Mersky presided over the growth of the Law Library, which now has well over one million books. But what was most notable, from the perspective of the grateful faculty, was not the sheer number of books, but, rather, the remarkable ethos of service that Mersky instilled in his staff. Each faculty member was given a library liaison, which, obviously, made legal research immeasurably easier. As Alschuler put it, “He and the staff he trained not only met every research need but had an uncanny ability to know what we library users needed before we did.” And the spirit of service extended well beyond those who were lucky enough to be Mersky’s colleagues at UT. As UT history professor Julie Hardwick put it, “I always note to my students that the Law Library provides hands down the best service on campus,” and it didn’t matter whether the person seeking service was an undergraduate or a faculty member. Many people who sent messages to the UT law school’s web site memorializing RMM,, were non-Texans who had met him at a conference, or during one of his trips abroad, or, indeed, had never actually met him but, nonetheless, gave witness to the genuine interest he took in them and their work, mentoring from afar as well as at home. “He was probably the most famous law librarian in the history of legal education,” said Larry Sager, dean of The University of Texas School of Law. This, too, is no hyperbole.

Surely one reason for his fame was the role he played in training many people who went on to become directors of law libraries elsewhere. He was something of a missionary with regard to conveying his ideas about how modern law libraries should be organized and run, and many people at places far away from Texas benefit from the lessons that he taught their librarians.

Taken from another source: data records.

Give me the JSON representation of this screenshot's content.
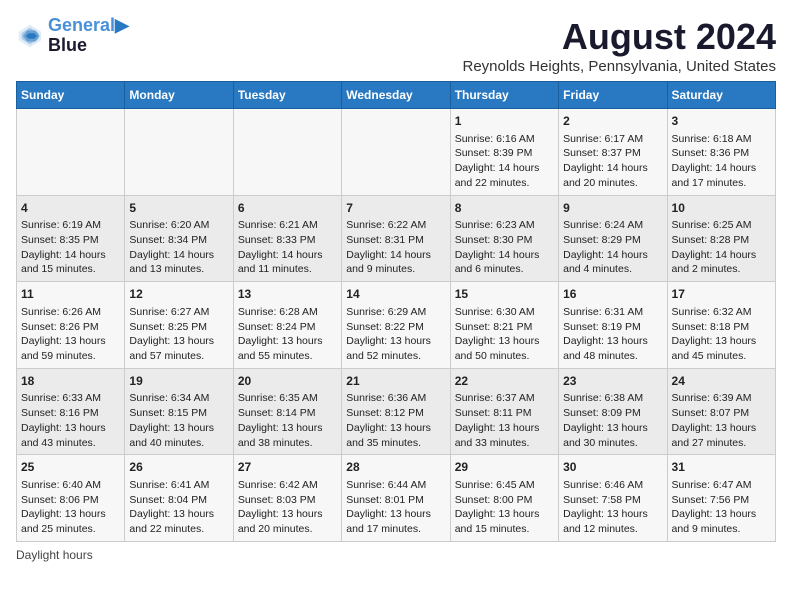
{
  "header": {
    "logo_line1": "General",
    "logo_line2": "Blue",
    "title": "August 2024",
    "subtitle": "Reynolds Heights, Pennsylvania, United States"
  },
  "days_of_week": [
    "Sunday",
    "Monday",
    "Tuesday",
    "Wednesday",
    "Thursday",
    "Friday",
    "Saturday"
  ],
  "weeks": [
    [
      {
        "day": "",
        "info": ""
      },
      {
        "day": "",
        "info": ""
      },
      {
        "day": "",
        "info": ""
      },
      {
        "day": "",
        "info": ""
      },
      {
        "day": "1",
        "info": "Sunrise: 6:16 AM\nSunset: 8:39 PM\nDaylight: 14 hours and 22 minutes."
      },
      {
        "day": "2",
        "info": "Sunrise: 6:17 AM\nSunset: 8:37 PM\nDaylight: 14 hours and 20 minutes."
      },
      {
        "day": "3",
        "info": "Sunrise: 6:18 AM\nSunset: 8:36 PM\nDaylight: 14 hours and 17 minutes."
      }
    ],
    [
      {
        "day": "4",
        "info": "Sunrise: 6:19 AM\nSunset: 8:35 PM\nDaylight: 14 hours and 15 minutes."
      },
      {
        "day": "5",
        "info": "Sunrise: 6:20 AM\nSunset: 8:34 PM\nDaylight: 14 hours and 13 minutes."
      },
      {
        "day": "6",
        "info": "Sunrise: 6:21 AM\nSunset: 8:33 PM\nDaylight: 14 hours and 11 minutes."
      },
      {
        "day": "7",
        "info": "Sunrise: 6:22 AM\nSunset: 8:31 PM\nDaylight: 14 hours and 9 minutes."
      },
      {
        "day": "8",
        "info": "Sunrise: 6:23 AM\nSunset: 8:30 PM\nDaylight: 14 hours and 6 minutes."
      },
      {
        "day": "9",
        "info": "Sunrise: 6:24 AM\nSunset: 8:29 PM\nDaylight: 14 hours and 4 minutes."
      },
      {
        "day": "10",
        "info": "Sunrise: 6:25 AM\nSunset: 8:28 PM\nDaylight: 14 hours and 2 minutes."
      }
    ],
    [
      {
        "day": "11",
        "info": "Sunrise: 6:26 AM\nSunset: 8:26 PM\nDaylight: 13 hours and 59 minutes."
      },
      {
        "day": "12",
        "info": "Sunrise: 6:27 AM\nSunset: 8:25 PM\nDaylight: 13 hours and 57 minutes."
      },
      {
        "day": "13",
        "info": "Sunrise: 6:28 AM\nSunset: 8:24 PM\nDaylight: 13 hours and 55 minutes."
      },
      {
        "day": "14",
        "info": "Sunrise: 6:29 AM\nSunset: 8:22 PM\nDaylight: 13 hours and 52 minutes."
      },
      {
        "day": "15",
        "info": "Sunrise: 6:30 AM\nSunset: 8:21 PM\nDaylight: 13 hours and 50 minutes."
      },
      {
        "day": "16",
        "info": "Sunrise: 6:31 AM\nSunset: 8:19 PM\nDaylight: 13 hours and 48 minutes."
      },
      {
        "day": "17",
        "info": "Sunrise: 6:32 AM\nSunset: 8:18 PM\nDaylight: 13 hours and 45 minutes."
      }
    ],
    [
      {
        "day": "18",
        "info": "Sunrise: 6:33 AM\nSunset: 8:16 PM\nDaylight: 13 hours and 43 minutes."
      },
      {
        "day": "19",
        "info": "Sunrise: 6:34 AM\nSunset: 8:15 PM\nDaylight: 13 hours and 40 minutes."
      },
      {
        "day": "20",
        "info": "Sunrise: 6:35 AM\nSunset: 8:14 PM\nDaylight: 13 hours and 38 minutes."
      },
      {
        "day": "21",
        "info": "Sunrise: 6:36 AM\nSunset: 8:12 PM\nDaylight: 13 hours and 35 minutes."
      },
      {
        "day": "22",
        "info": "Sunrise: 6:37 AM\nSunset: 8:11 PM\nDaylight: 13 hours and 33 minutes."
      },
      {
        "day": "23",
        "info": "Sunrise: 6:38 AM\nSunset: 8:09 PM\nDaylight: 13 hours and 30 minutes."
      },
      {
        "day": "24",
        "info": "Sunrise: 6:39 AM\nSunset: 8:07 PM\nDaylight: 13 hours and 27 minutes."
      }
    ],
    [
      {
        "day": "25",
        "info": "Sunrise: 6:40 AM\nSunset: 8:06 PM\nDaylight: 13 hours and 25 minutes."
      },
      {
        "day": "26",
        "info": "Sunrise: 6:41 AM\nSunset: 8:04 PM\nDaylight: 13 hours and 22 minutes."
      },
      {
        "day": "27",
        "info": "Sunrise: 6:42 AM\nSunset: 8:03 PM\nDaylight: 13 hours and 20 minutes."
      },
      {
        "day": "28",
        "info": "Sunrise: 6:44 AM\nSunset: 8:01 PM\nDaylight: 13 hours and 17 minutes."
      },
      {
        "day": "29",
        "info": "Sunrise: 6:45 AM\nSunset: 8:00 PM\nDaylight: 13 hours and 15 minutes."
      },
      {
        "day": "30",
        "info": "Sunrise: 6:46 AM\nSunset: 7:58 PM\nDaylight: 13 hours and 12 minutes."
      },
      {
        "day": "31",
        "info": "Sunrise: 6:47 AM\nSunset: 7:56 PM\nDaylight: 13 hours and 9 minutes."
      }
    ]
  ],
  "footer": {
    "note": "Daylight hours"
  }
}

RMM was very definitely a writer as well as the facilitator of others’ writing. He was well known to generations of law students as the co-editor of Fundamentals of Legal Research, now in its 8th edition. But, hearkening back to his interest in legal history, he became a devotee of judicial biography; along with studies of many Supreme Court justices, he co-authored a 1993 book on the 26 unsuccessful nominees to that bench. He was working on Unknown Justices with William Bader at the time of his death. He always took great pleasure in meeting Justices and cherished a collection of inscribed photographs that covered the walls of his office.

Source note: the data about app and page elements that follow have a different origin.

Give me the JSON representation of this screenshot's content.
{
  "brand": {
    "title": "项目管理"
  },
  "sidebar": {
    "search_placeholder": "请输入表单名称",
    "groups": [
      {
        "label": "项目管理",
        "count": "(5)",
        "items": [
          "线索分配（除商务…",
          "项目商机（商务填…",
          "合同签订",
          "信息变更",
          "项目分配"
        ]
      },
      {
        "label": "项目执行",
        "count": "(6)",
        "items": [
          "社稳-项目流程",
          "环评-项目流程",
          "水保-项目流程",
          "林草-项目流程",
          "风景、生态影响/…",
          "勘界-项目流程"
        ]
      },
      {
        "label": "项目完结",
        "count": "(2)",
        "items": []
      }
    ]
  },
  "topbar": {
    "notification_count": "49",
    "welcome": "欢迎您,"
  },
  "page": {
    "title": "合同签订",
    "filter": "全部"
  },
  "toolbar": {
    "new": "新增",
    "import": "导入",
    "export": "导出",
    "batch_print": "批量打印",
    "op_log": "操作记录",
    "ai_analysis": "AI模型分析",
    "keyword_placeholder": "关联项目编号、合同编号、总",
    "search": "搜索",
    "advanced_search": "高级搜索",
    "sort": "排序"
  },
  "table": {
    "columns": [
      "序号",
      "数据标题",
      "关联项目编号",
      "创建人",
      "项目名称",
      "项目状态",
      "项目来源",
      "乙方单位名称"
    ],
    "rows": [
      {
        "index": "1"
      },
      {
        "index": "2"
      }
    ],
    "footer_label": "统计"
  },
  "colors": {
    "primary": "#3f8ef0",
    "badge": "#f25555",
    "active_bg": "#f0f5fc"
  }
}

As one might expect, RMM attained many honors and awards as his career flourished. He was named a “Mover and Shaker 2003,” by the Library Journal, as one among the more than 50 of the most innovative librarians working today in libraries across the U.S. and Canada. Other honors include being inducted as a Life Member of the Fellows of the American Bar Foundation in 2002, receiving the American Association of Law Libraries (AALL) Marian Gould Gallagher Distinguished Service Award in 2005, the AALL’s Presidential Certificate of Merit in 2006, and the University of Wisconsin-Madison School of Library and Information Studies Alumni Association’s Centennial Celebration Alumnus of the Year Award in 2006.

Mersky is survived by his wife, Rosemary Bunnage-Mersky; and by three daughters: Lisa, Deborah, Ruth Mersky Pool, the children of his first marriage to Deena Mersky; and their granddaughters Sophia Burns and Grace and Rebekah Pool. He is also survived by a sister, Bernice Eisler.

Befitting his legendary status and manifold accomplishments, Mersky is buried in the Texas State Cemetery.


William Powers Jr., President
The University of Texas at Austin


Sue Alexander Greninger, Secretary
The General Faculty

This memorial resolution was prepared by a special committee consisting of Professors Sanford V. Levinson (chair), Guy Wellborn, and Robert Peroni.